Jeffrey Gunderson

Graduate Student/ Tinker Fellow

Jeffrey completed his undergraduate degree in geology at The College of Wooster in May of 2017. During his time as an undergraduate, his research interests ultimately became centered around the relationship between glaciers and climate, and understanding the impacts of glacier loss. This broad interest became manifesed through his participation in The Juneau Icefield Research Program (JIRP) in 2015, where he primarily studied the stable water isotopes of Taku Glacier. Thereafter, he worked with his previous advisor, Dr. Greg Wiles, for two years in his dendrochronology lab. Culminating into a senior thesis, he leveraged a newly developed tree ring parameter, blue light intensity (BI), to model glacier mass balance into the Little Ice Age. Jeffrey also worked to date geomorphic features in Glacier Bay National Park and Preserve using subfossil wood collected in the field. Moving forward, he is interested in glacial hydrology and very excited to bring a tree ring perspective to tropical glaciers in Peru. With funds provided by the Tinker Fellowship, Jeffrey conducted important research in the Peruvian Andes, where there is a rapidly growing need for a more complete understanding of climate change. Specifically, his fieldwork consisted of sampling cores from a new, undescribed species of Polylepis trees in the Cordillera Huaytapallana region of Peru. Gunderson's aim was/is to evaluate the relationship between the radial growth of this tree species and climate, which ultimately will allow us to assess if the annual growth rings can serve as a reliable proxy for past climate.

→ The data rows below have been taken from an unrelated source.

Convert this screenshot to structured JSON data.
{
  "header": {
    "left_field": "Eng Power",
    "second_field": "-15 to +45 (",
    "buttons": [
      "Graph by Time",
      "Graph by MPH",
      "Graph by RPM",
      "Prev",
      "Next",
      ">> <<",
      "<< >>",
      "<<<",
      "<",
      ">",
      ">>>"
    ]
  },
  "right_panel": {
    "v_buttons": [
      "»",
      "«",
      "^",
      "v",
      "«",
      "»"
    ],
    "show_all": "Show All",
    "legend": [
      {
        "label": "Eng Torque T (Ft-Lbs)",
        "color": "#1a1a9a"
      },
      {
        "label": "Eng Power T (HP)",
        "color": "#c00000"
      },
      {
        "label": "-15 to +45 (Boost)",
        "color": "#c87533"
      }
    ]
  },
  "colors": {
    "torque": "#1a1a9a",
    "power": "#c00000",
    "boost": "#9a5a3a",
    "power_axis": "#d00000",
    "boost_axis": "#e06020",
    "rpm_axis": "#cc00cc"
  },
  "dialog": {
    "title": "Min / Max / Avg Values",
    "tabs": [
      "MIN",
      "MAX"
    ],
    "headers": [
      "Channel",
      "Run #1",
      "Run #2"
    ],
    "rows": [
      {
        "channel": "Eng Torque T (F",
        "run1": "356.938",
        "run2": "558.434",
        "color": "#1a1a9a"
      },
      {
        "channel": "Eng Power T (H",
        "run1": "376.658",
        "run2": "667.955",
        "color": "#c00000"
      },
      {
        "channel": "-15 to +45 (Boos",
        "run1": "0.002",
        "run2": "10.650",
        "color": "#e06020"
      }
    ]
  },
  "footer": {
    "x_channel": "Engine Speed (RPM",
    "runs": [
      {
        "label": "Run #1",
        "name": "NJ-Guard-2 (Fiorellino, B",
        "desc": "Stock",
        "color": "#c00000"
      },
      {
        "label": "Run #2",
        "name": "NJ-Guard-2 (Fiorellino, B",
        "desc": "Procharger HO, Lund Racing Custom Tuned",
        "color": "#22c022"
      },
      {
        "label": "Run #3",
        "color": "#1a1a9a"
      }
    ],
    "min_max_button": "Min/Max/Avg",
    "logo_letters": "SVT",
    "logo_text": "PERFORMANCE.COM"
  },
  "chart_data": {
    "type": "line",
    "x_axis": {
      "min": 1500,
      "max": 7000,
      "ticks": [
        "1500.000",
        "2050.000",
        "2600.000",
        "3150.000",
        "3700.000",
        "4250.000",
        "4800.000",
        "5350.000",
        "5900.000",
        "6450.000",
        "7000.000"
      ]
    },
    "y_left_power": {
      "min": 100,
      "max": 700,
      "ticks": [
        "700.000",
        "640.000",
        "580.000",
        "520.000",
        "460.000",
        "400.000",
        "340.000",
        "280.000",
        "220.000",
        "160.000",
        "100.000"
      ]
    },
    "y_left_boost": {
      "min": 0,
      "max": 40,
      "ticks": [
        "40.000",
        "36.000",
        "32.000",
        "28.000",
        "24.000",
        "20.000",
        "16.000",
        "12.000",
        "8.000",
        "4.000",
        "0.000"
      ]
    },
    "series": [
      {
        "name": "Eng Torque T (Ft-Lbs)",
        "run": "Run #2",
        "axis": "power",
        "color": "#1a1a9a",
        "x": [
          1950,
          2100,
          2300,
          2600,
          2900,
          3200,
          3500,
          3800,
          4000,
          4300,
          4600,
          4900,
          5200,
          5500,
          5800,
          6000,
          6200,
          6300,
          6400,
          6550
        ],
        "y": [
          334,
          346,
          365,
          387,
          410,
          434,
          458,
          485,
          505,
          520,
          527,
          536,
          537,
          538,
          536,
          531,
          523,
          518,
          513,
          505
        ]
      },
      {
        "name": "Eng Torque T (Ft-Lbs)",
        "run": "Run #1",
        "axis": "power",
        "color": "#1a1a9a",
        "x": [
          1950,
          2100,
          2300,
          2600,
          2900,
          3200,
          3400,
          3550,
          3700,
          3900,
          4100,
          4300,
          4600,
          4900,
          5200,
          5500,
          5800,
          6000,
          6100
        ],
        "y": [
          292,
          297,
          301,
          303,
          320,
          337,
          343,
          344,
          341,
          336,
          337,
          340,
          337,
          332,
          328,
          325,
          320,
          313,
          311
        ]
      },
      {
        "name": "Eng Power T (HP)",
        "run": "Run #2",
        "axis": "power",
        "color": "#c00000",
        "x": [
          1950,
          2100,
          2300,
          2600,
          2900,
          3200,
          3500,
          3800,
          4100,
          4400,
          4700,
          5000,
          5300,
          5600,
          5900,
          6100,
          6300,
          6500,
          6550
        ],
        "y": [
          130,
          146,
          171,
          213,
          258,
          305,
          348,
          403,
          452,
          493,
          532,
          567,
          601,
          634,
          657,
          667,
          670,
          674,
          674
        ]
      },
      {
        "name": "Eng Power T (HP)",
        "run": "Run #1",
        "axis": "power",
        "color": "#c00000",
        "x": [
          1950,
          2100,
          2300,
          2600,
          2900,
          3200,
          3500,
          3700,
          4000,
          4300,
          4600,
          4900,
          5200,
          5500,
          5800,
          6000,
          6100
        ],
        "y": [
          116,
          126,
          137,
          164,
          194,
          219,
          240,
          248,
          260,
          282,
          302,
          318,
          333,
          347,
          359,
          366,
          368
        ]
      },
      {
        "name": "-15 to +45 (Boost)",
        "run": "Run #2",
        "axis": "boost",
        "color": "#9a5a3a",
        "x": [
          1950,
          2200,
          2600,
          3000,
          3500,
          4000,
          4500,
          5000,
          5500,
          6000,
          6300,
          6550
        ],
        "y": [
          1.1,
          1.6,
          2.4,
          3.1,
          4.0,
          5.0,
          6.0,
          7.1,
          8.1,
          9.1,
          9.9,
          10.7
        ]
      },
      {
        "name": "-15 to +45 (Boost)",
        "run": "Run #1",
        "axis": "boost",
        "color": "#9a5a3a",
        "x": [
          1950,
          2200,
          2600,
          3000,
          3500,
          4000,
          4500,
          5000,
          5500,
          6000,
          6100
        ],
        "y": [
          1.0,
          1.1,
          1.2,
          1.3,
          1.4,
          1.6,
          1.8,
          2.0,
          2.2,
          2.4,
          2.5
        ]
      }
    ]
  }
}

Areas of Expertise
  • Glacier Environmental Change
  • The College of Wooster (2017)